Purpose: The US Preventive Services Task Force recommends lung cancer screening with Low-Dose Computed Tomography (LDCT) in high-risk individuals. Our objective was to identify demographic, health, and financial factors associated with screening uptake, with a focus on urban-rural differences.
Methods: We analyzed data from the 2018 and 2019 Behavioral Risk Factor Surveillance System and its optional Lung Cancer Screening Module to examine factors associated with screening uptake among 20 states that administered the optional module. We compared differences in factors associated with uptake overall and by geographical regions and conducted multivariable logistic mixed-effects regression, accounting for participant clustering by state to assess the impact of these factors on uptake.

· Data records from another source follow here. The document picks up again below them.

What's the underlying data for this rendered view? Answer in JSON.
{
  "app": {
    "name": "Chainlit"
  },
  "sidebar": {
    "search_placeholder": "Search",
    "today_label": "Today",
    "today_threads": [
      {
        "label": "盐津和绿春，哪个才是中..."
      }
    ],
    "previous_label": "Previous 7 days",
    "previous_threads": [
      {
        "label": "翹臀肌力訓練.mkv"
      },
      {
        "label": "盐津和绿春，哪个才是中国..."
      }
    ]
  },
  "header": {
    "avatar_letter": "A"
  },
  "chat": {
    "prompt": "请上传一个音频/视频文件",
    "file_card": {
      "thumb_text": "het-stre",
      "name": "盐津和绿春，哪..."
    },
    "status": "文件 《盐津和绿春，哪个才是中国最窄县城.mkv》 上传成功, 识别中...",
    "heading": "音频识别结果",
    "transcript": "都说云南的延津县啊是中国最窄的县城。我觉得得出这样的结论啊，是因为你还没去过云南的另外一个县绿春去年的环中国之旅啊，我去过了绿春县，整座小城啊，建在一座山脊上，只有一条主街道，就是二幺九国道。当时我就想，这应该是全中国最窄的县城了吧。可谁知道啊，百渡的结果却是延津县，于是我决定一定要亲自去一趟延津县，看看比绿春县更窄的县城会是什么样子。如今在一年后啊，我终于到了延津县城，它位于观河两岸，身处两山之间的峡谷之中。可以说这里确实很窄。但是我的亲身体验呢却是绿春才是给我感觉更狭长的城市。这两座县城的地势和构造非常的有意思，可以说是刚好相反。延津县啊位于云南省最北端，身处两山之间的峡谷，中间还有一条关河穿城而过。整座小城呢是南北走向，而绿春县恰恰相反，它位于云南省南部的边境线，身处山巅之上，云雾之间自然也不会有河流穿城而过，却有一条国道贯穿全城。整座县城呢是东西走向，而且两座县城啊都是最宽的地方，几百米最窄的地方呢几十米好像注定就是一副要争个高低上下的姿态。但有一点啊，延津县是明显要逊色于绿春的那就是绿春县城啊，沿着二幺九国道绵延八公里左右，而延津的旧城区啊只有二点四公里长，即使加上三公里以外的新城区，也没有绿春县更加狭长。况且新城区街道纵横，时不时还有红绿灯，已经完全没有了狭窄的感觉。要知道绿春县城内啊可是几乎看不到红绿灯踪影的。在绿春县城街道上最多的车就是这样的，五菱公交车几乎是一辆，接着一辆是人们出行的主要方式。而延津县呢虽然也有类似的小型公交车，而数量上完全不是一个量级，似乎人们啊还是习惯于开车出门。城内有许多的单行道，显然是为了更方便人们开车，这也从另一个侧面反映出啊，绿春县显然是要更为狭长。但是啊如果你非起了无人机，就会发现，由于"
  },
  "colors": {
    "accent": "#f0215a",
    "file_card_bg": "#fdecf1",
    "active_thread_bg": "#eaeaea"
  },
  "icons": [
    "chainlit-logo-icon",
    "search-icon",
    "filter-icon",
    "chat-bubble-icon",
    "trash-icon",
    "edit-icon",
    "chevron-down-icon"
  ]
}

Findings: Overall 1,268 participants underwent LDCT screening with no significant differences observed between rural (16.3%) and urban residents (17.7%, p = 0.67). In multivariable models, rural residents did not differ significantly in their LDCT screening uptake (OR = 0.85; 95% CI: 0.67-1.09, p = 0.20), but uptake was significantly higher for participants with underlying chronic respiratory conditions, veterans, those with higher pack-year history, and those with poor/fair general health and prior history of cancer. Uptake declined with age, higher education level, concerns about paying for medical care, and lack of primary care.
Conclusions: Modifiable targets can be leveraged to increase LDCT screening. Based on significant predictors of screening uptake, clinicians should prioritize interventions that effectively consider smoking history as well as those identified as effective in veterans' health settings. Additionally, reducing structural barriers to care related to insurance and income will be key to reducing disparities.
Keywords: early detection; lung cancer; mixed-effects modeling; screening; survey research.
© 2021 National Rural Health Association.